Utah could shut off NSA's water supply

A Utah lawmaker wants to shut out the National Security Agency (NSA) by shutting off its water supply.

The NSA has been building a massive database near Bluffdale, Utah, to hold the troves of information it collects through various surveillance programs. In a state with vast swaths of desert, water is critical to keeping the data centers cool.


Bluffdale convinced the NSA to locate its operations near the city by issuing bonds to pay for water lines to the data center and agreeing to sell the agency water at a below-market rate.

"I just don’t want to subsidize what they’re doing on the back of our citizens," said Republican Marc Roberts, the Utah state representative behind the bill, according to The Salt Lake Tribune.

Roberts’ proposal would forbid “cooperation between a federal agency that collects electronic data and any political subdivisions of the state.”

Roberts made his argument before the Public Utilities and Technology Interim Committee this week. The Salt Lake Tribune reported the committee didn’t oppose the bill, but asked for Roberts to clarify exactly which agencies would be affected if his measure became law.

In his presentation, Roberts did not shy away from calling out the NSA. The agency has violated the Constitution with the information it’s storing at the data center, he argued.

“We all know and are aware that has been violated,” Roberts said.

The NSA has come under fire since government leaker Edward Snowden revealed the existence of controversial U.S. spy programs that collected data on Americans.
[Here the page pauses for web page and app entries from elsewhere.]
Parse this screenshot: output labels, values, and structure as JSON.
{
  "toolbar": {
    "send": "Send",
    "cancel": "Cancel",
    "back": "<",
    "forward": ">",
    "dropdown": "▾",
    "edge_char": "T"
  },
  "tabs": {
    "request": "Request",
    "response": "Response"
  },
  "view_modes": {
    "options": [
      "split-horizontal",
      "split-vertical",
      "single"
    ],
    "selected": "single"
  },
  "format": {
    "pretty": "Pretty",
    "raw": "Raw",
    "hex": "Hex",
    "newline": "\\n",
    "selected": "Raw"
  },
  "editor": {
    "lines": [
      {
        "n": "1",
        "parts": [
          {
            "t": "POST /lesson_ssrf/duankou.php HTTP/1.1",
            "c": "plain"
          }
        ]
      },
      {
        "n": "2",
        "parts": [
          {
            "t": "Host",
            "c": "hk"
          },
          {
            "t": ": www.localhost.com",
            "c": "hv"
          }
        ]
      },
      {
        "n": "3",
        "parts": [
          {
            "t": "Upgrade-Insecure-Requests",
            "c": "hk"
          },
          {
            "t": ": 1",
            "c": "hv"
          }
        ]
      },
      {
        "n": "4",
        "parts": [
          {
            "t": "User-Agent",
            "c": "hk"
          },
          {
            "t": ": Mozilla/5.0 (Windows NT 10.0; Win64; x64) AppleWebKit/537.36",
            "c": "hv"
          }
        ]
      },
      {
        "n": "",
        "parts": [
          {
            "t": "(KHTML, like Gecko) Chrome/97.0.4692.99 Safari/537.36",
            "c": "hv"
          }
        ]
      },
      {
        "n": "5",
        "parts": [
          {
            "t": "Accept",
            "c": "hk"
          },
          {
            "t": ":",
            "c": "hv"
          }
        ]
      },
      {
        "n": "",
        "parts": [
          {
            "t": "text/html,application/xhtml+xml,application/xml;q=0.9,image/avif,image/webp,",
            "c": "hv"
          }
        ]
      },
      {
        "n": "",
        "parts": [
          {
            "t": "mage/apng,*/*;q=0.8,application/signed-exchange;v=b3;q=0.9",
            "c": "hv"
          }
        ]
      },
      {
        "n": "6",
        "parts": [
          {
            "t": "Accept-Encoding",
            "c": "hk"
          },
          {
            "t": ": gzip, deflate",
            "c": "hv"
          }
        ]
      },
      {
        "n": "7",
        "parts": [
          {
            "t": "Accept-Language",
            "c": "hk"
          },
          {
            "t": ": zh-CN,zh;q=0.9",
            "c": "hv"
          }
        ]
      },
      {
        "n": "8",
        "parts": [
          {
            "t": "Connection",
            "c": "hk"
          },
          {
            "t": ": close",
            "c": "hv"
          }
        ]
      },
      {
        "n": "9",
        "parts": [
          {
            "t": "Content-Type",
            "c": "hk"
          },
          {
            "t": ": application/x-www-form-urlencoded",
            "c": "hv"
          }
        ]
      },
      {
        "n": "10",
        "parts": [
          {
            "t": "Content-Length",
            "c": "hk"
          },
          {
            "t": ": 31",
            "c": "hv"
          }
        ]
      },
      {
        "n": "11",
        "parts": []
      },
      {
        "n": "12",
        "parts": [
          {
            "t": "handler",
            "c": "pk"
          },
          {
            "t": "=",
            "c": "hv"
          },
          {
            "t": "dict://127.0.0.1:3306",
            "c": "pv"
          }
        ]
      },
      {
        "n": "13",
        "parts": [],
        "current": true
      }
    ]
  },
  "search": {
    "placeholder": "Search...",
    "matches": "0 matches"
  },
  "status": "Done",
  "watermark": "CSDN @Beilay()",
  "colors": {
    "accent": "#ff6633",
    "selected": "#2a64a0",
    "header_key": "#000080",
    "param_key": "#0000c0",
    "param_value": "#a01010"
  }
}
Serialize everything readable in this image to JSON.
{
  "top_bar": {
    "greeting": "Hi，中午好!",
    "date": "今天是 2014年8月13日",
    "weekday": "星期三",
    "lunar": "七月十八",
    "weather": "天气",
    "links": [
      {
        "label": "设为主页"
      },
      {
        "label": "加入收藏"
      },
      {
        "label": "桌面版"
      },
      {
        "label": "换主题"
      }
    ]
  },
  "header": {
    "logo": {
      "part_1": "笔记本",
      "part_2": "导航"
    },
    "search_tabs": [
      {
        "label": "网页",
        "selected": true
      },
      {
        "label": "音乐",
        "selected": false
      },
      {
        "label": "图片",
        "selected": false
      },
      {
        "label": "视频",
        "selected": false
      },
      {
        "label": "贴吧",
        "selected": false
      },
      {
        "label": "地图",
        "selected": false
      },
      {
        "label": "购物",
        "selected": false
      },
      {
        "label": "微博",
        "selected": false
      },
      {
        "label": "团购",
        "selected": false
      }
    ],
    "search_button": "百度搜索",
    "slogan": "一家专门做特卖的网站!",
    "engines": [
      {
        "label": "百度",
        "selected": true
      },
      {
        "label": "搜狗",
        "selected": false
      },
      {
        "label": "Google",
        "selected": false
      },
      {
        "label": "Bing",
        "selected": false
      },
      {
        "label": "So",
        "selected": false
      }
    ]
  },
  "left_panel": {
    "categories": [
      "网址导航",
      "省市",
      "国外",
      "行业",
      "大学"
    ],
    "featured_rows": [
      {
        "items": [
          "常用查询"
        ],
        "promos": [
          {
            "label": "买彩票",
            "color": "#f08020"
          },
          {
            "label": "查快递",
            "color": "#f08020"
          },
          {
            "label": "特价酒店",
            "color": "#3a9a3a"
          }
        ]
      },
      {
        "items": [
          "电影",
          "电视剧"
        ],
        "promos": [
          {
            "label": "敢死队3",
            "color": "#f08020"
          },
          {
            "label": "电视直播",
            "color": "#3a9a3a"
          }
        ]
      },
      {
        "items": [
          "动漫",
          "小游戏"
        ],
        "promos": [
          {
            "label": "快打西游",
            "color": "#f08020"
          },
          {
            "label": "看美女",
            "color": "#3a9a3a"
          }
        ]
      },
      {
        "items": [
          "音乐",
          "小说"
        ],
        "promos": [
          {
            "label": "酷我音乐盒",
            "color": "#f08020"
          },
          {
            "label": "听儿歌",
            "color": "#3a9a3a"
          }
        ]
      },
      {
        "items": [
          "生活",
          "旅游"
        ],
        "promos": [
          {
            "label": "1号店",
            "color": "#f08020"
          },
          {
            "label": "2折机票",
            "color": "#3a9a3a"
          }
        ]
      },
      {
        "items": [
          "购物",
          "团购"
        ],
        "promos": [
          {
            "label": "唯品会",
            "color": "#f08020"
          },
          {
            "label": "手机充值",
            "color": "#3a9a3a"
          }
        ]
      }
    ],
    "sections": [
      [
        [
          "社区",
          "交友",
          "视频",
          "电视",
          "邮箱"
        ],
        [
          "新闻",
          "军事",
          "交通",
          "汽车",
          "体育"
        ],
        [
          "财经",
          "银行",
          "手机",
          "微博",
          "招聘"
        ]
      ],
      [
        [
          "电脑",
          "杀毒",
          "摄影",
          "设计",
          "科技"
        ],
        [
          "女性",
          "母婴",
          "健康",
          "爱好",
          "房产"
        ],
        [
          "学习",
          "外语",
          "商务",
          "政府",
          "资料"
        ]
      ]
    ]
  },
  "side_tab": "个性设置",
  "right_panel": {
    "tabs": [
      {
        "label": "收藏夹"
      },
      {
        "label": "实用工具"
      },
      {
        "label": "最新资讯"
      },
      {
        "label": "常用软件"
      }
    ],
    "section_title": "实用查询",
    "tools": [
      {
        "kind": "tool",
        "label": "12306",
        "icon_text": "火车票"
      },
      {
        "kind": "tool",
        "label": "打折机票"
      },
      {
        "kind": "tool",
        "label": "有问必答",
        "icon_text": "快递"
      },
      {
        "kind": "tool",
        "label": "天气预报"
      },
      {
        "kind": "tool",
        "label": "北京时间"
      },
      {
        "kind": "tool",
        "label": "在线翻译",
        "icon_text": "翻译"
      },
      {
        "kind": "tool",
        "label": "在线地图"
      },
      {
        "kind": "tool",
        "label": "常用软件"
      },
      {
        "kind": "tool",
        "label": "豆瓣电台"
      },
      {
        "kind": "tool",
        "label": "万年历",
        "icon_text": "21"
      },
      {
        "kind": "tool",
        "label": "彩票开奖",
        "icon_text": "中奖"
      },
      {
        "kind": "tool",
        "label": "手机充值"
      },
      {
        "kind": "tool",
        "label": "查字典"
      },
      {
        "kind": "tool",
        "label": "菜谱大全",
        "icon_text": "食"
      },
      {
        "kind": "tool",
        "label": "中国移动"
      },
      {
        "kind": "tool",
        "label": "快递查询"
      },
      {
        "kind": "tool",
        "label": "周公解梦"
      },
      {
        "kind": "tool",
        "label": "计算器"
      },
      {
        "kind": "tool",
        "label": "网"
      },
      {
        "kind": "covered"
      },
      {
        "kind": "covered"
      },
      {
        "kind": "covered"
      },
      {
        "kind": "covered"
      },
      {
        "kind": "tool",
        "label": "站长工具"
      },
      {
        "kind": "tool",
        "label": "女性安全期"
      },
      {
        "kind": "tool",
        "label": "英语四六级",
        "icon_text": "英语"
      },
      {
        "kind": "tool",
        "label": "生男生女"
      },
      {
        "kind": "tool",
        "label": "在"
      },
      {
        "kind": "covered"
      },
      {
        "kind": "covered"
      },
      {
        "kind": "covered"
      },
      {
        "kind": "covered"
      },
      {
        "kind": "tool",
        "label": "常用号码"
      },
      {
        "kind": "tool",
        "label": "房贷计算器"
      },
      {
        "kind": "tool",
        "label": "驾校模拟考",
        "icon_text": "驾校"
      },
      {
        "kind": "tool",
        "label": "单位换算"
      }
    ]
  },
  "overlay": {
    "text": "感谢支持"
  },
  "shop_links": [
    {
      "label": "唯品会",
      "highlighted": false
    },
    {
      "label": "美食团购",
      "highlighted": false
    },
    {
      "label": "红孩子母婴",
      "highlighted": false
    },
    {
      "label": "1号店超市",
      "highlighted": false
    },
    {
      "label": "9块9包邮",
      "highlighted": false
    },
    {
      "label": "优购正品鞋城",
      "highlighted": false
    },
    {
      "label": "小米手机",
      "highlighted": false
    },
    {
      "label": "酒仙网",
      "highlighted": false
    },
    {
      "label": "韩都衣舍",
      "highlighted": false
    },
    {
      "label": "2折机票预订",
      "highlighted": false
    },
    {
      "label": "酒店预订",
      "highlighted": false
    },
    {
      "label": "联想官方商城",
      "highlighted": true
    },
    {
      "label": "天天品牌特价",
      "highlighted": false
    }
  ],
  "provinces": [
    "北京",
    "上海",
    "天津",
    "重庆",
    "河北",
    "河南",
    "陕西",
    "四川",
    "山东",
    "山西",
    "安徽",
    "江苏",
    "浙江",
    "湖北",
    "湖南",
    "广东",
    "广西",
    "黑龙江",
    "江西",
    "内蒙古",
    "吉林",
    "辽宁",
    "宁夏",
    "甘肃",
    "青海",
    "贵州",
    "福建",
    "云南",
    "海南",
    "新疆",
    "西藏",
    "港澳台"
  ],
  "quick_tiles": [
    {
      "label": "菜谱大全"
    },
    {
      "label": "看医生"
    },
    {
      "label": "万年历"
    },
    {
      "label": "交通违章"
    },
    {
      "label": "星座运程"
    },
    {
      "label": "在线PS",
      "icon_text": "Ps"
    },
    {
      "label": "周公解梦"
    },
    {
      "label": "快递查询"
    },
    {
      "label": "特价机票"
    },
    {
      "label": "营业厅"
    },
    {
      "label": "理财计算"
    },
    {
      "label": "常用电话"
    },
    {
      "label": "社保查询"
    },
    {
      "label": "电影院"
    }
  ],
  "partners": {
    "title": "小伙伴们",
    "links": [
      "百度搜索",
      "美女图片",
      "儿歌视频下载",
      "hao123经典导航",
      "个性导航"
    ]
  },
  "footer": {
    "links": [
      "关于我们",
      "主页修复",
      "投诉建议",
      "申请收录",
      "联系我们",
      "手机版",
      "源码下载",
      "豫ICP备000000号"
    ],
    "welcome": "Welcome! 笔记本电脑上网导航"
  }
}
Privacy advocates, civil liberties groups and tech companies claim some of the NSA’s programs infringe on Americans’ First Amendment right to free speech and Fourth Amendment protection from unreasonable government search and seizures.